One of the one percent in 13 million.
[Text and photos by Mayank Austen Soofi]
The white hair are standing spindly upon his head, ably covering the bald patch at the center. When the auto rickshaw stops at the Purana Qila traffic light, he turns off the engine, and bends down his head towards the left side, as if in deep thoughts. Perhaps he imagines the wait may be long at this light.
It is 3 in the afternoon, very hot. The glare of the daylight hurts the eyes. He has been out of the home since 8 in the morning.
Finally, the light turns green. He restarts the engine, his arms are firmly clutching the handles. The auto slowly picks up speed, racing along the road, but not rashly fast, keeping a safe distance from the vehicle ahead.
Hari Om has been driving auto rickshaw in Delhi since 1974. He is in his 70s. A person of his age usually gives up work and stays at home, watching TV, reading the newspapers from first page to last, and Whatsapping cute images to friends and relatives.
On being asked what is keeping him on the road in his advanced years, the elderly driver responds in a single line: “Bachhe nahi hain (no children).” He makes a clarification on further queries. “I have a daughter but she lives with her family… she has two children of her own.” Hari Om himself lives with wife, Mamta, “jumnapaar” in Geeta Colony.
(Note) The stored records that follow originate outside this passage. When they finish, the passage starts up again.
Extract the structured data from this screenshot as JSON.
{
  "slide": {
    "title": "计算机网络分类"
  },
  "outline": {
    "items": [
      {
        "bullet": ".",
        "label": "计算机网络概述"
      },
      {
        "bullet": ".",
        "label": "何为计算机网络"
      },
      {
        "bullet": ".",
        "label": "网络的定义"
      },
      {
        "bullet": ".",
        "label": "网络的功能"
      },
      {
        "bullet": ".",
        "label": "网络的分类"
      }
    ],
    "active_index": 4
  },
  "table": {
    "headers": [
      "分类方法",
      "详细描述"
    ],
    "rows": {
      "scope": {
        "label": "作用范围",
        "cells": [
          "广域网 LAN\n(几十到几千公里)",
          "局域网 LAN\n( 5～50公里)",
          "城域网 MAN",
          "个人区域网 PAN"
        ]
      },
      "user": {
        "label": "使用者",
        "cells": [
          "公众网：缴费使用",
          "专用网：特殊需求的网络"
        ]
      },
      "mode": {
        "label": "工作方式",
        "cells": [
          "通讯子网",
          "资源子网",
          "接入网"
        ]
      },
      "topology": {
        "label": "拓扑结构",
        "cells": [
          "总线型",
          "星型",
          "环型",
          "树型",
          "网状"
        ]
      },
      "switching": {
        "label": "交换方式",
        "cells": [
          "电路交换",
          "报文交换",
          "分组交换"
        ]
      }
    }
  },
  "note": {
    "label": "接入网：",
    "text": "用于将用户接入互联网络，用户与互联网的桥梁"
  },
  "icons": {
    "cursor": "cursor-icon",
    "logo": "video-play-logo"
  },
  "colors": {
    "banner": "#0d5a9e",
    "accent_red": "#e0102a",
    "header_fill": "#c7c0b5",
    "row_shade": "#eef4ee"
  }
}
Another traffic light. This could be even longer than the last one. It is after all ITO crossing. Hari Om again turns off the engine with a decisive gesture. A coconut vendor approaches him, his tray is neatly stacked with white wedges of the fruit. Hari Om isn’t tempted. He had lunch an hour back—his wife had packed rotis. “It is so hot so there is no point in carrying subzi from home… it can’t bear the heat.” He picks up a dish from any random roadside eatery. “I have two rotis in the day, two rotis at night,” he intones in a singsong tone as if reading a poem. “My daughter is a acchi bachhi (good child), her husband too is a driver… he drives a cab.” During the worst periods of the pandemic, aware of his age-related vulnerabilities, he did not drive the auto. “We lived off our savings.”
The red light turns green.
While dropping his customer near Rajghat, the venerable driver finally smiles, and says: “I will retire only after retiring from life.” He now awaits a new customer. As always, he will return home at 5 in the evening.
[This is the 484th portrait of Mission Delhi project]
Working till the end of time